'Imitation Game' Lacks Focus, But Is Still Outstanding
The Imitation Game got top ratings from the two people I talked to in the lobby, but to me it seemed overburdened with subthemes and lacking a central spine.
The title suggests that the main emphasis is on the deciphering of the German Enigma code in World War II, but the homosexuality of the chief decipherer, Alan Turing, played by Benedict Cumberbatch, gets at least as much screen time, especially at the end, which is structurally weak and dilutes dramatic effect. At least the material on Turing's school life could have been left out to allow more time for the more relevant topic of his problems relating to his colleagues on the deciphering team, and his relationship with Keira Knightley should have been more clearly developed.

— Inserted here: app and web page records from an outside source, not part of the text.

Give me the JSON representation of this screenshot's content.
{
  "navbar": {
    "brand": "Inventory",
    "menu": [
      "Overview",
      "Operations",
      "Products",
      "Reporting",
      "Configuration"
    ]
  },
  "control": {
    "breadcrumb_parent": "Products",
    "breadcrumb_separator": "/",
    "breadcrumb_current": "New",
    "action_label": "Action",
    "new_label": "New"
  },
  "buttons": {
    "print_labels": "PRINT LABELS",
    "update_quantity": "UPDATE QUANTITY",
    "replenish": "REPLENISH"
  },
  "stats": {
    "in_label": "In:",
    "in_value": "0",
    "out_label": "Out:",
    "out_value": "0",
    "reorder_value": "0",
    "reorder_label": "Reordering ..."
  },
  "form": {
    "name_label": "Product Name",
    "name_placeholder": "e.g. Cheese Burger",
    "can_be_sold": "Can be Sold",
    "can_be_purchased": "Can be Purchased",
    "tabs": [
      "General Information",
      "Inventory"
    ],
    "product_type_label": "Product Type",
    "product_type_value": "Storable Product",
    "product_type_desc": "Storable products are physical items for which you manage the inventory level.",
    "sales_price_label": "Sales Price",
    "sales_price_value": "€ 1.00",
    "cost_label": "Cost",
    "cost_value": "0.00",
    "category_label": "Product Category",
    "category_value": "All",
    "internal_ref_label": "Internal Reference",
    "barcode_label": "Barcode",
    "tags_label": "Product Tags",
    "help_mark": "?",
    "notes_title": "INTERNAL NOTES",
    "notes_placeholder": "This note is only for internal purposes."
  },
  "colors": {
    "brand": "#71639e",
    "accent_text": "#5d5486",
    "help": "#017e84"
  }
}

Thankfully, the filmmakers did not take time to explain how the computer worked, which I suspect few people needed information about when maybe half the audience was carrying computers in their pockets that make the real Turing device look like an adding machine.
And Charles Dance's military boss surely didn't have to be such a mindless martinet. The military story could have used more detail.
But all these quibbles aside, The Imitation Game has a lot to offer. It is frightening to think how much we almost lost to homophobia even in time of war, and there are some striking ironies regarding rewards for work that has to be kept secret, as well as the price some people have to pay for doing such work under any circumstances.
Except for Charles Dance, who is betrayed by the script, everybody performs well, and Cumberbatch is outstanding as a man whose social ineptness almost overcomes his genius, and who never improves much in that regard. He's an unusual hero in an unusual-- and unusually good-- movie.